Kelly Fuller, director of education, said the CIM program has information installation managers cannot find anywhere else. Best of all, it is all accessible online. “It is a program that is constantly evolving.”

The CIM emphasis comes at a time when the installation trade is being challenged on all fronts—from a dearth of qualified installers to the question of where and how to recruit the next generation of an aging workforce. Larry Chandler, commercial sales director for William M. Bird, a top 20 distributor, is chairman of the FCICA’s Member Benefits committee. He told members that educational opportunities like CIM are imperative. “Margins are getting squeezed all the time that it is almost impossible to go back out on a job site for a second time [without losing money on the project]. The job needs to be done right the first time.”

Screen Shot 2017-03-17 at 11.26.16 AMThe focus on continuing education carried over to the vendor trade program where product demonstrations were included during and after the four-hour trade show that featured 48 vendors. “Any organization willing to promote more training, the better off we all are—and FCICA is big in this area,” said Daniel Tallman, strategic business manager for Schönox, who conducted a product demonstration of the company’s newest synthetic gypsum self-leveling product. “We are a big proponent of getting the proper knowledge in the hands of the people who are going to be handling our material.”

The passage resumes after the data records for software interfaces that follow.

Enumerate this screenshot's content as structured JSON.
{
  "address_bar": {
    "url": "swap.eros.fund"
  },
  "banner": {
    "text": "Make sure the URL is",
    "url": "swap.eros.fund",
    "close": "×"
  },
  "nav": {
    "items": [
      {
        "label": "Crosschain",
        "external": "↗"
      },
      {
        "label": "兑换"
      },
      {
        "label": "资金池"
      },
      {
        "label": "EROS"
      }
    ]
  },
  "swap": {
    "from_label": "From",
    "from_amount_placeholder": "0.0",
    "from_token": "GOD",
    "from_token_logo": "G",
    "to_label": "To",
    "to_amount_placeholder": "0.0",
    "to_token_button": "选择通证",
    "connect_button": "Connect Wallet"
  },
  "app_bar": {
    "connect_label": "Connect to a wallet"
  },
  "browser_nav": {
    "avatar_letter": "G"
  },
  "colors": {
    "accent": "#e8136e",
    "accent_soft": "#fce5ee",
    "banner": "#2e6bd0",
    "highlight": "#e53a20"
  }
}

Cathy McVey, customer service manager for Ceramic Tool Flooring Transitions, said she appreciated the interaction with the flooring contractors. “They made a point to come by and visit with us. All you want is a little traffic, and we had plenty of that.”

On the rise

This year’s convention featured 42 first-time attendees and eight new associate members. FCICA now has 201 members—108 contractors and 73 associate members (mostly suppliers).

One first-time attendee, Greg Epperson, technical services manager for Chilewich, which supplies carpet tile, broadloom and carpet mats to the commercial trade, noted, “I have been to some shows where the contractors come around and barely show interest in you. Here the contractors have genuinely been interested in our products and their uses.”

Of the 154 people in attendance in San Antonio 24 were considered “successors,” those less than 40 years old. Graham Capobianco, chairman of the Successors Committee, said his group plans to hold successor-specific programs to spur membership and promote greater involvement within the organization. “We are trending upward with successor involvement,” he told members. “We want to grow with existing members first.”